Exercise aim:
Each line in these records that contains "Password" counts once. Give the number only.

Data supplied:
- - - - -

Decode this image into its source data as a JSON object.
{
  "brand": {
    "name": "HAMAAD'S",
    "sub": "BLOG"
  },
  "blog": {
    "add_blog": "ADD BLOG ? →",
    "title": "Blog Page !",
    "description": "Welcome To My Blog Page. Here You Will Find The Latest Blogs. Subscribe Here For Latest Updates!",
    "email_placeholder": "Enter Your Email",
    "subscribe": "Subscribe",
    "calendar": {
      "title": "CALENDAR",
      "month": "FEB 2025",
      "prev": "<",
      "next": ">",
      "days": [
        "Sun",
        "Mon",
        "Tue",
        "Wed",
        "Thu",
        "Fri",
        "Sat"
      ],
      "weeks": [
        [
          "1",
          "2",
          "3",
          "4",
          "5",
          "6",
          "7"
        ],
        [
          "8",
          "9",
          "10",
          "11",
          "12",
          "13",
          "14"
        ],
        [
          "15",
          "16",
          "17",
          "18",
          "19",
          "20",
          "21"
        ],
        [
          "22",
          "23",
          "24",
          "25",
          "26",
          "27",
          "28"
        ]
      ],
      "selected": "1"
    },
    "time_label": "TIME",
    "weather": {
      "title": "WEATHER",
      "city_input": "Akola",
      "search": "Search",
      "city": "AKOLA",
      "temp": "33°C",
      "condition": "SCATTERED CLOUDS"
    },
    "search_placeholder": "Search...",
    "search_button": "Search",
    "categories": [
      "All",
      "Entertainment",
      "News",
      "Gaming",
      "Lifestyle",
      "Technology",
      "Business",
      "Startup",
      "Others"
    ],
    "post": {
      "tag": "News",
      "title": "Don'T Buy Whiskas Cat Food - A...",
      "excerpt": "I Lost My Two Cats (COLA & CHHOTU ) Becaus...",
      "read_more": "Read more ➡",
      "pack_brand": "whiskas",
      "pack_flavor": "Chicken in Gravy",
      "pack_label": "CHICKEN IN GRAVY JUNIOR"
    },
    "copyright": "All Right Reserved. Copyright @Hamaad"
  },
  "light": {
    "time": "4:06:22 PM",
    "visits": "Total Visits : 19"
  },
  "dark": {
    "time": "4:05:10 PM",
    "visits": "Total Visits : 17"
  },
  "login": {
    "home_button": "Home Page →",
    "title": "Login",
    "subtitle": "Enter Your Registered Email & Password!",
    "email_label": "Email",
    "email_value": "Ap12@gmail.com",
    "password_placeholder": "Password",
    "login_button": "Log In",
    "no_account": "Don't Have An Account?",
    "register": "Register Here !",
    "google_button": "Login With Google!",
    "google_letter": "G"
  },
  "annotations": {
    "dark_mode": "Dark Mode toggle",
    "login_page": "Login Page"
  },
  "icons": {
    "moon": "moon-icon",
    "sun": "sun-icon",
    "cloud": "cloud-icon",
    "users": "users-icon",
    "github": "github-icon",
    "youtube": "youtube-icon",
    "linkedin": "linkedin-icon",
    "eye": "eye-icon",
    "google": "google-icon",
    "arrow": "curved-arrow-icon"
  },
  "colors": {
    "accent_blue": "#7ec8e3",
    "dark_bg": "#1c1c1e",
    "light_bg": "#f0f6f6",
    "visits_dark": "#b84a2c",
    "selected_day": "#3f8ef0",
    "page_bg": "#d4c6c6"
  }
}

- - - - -

Exercise answer:
2